For the first time in five years, the US government has run a budget deficit below $1 trillion.
The government said yesterday that the deficit for the 2013 budget year totalled $680.3 billion, down from $1.09 trillion in 2012. That's the smallest imbalance since 2008, when the government ran a $458.6 billion deficit.
It's still the fifth-largest deficit of all time.
The deficit is the gap between the government's tax revenue and its spending. It narrowed for the budget year that ended on Sept. 30 because revenue rose while spending fell.
Revenue jumped 13.3% to $2.77 trillion.
Government spending declined 2.4% to $3.45 trillion.
A stronger economy created more jobs and income over the past year, which generated greater tax revenue. At the same time, the Obama administration and Congress agreed in January to end a temporary cut in social security taxes and also to raise income taxes on the wealthy.
Spending fell in part because of across-the-board cuts that took effect in March.
The Obama administration and Republicans in Congress are now engaged in another battle over the budget and Obama's health insurance program. That led to a 16-day partial government shutdown this month.
And while the parties reached a deal to re-open the government this month, it contained an agreement to only fund government operations until January 15 and suspend the government's borrowing limit until February 7.
A House-Senate conference committee met yesterday for the first time since the shutdown. They are hoping to reach a deal that would remove the threat of another shutdown and ease fears of a debt default.
The Obama administration stressed in announcing the 2013 results that the government is succeeding in reducing the deficit from the record levels that had been hit.
"It is now less than half of what it was when the president took office," Treasury Secretary Jacob Lew said in a statement.
The $680.3 billion deficit for the just-completed budget year represents 4.1% of the total economy, down from 6.8 % last year.

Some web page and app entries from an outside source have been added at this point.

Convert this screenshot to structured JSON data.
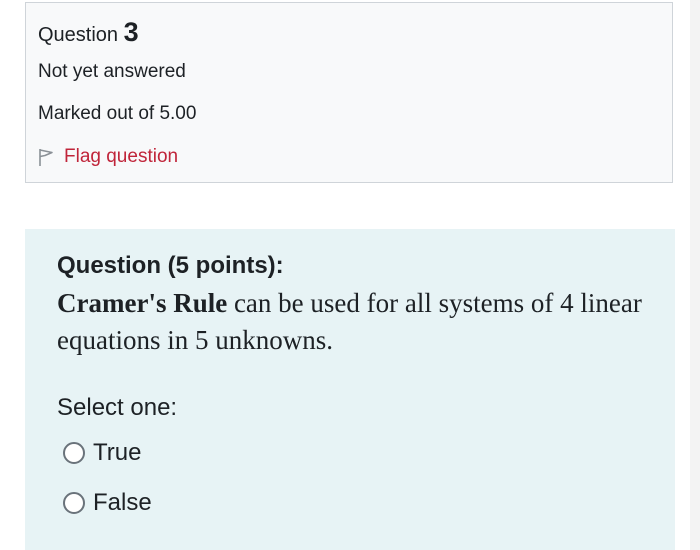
{
  "info": {
    "question_label": "Question",
    "question_number": "3",
    "state": "Not yet answered",
    "grade": "Marked out of 5.00",
    "flag_label": "Flag question"
  },
  "question": {
    "heading": "Question (5 points):",
    "text_bold": "Cramer's Rule",
    "text_rest": " can be used for all systems of 4 linear equations in 5 unknowns.",
    "prompt": "Select one:",
    "options": [
      {
        "label": "True",
        "selected": false
      },
      {
        "label": "False",
        "selected": false
      }
    ]
  },
  "colors": {
    "flag_link": "#c0253a",
    "content_bg": "#e7f3f5",
    "info_bg": "#f8f9fa"
  },
  "icons": {
    "flag": "flag-outline-icon",
    "radio": "radio-unchecked-icon"
  }
}
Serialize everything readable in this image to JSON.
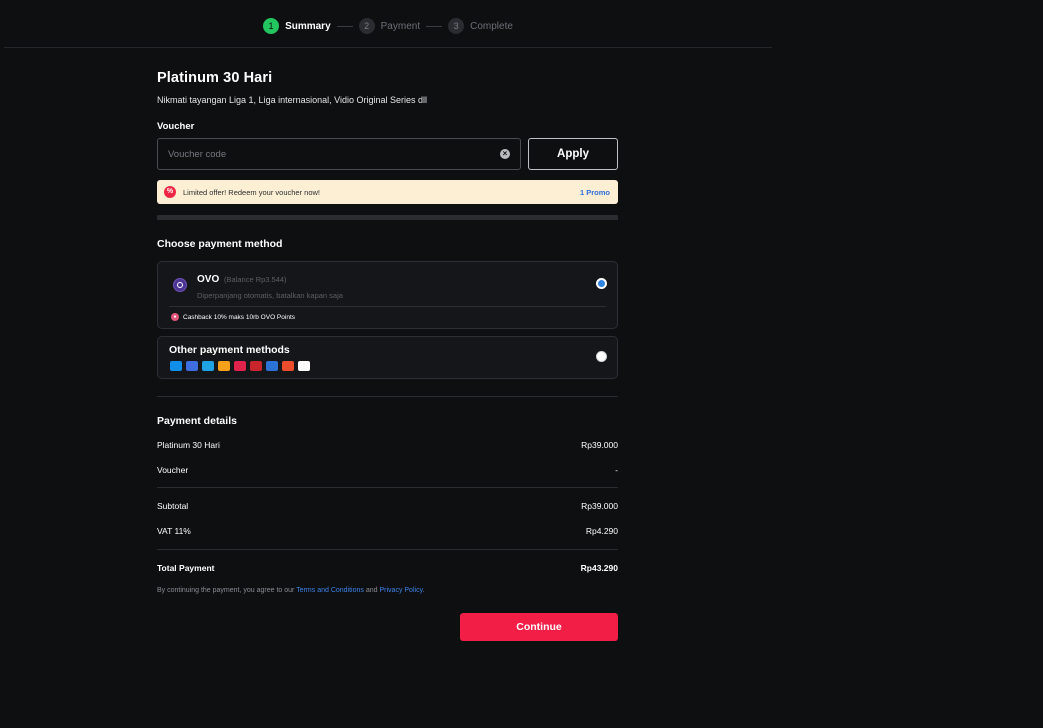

In dollar terms and not adjusted for inflation, the deficit is still the fifth-largest in history. It was exceeded only by four straight deficits above $1 trillion. The record deficit was $1.4 trillion set in 2009, Obama's first year in office.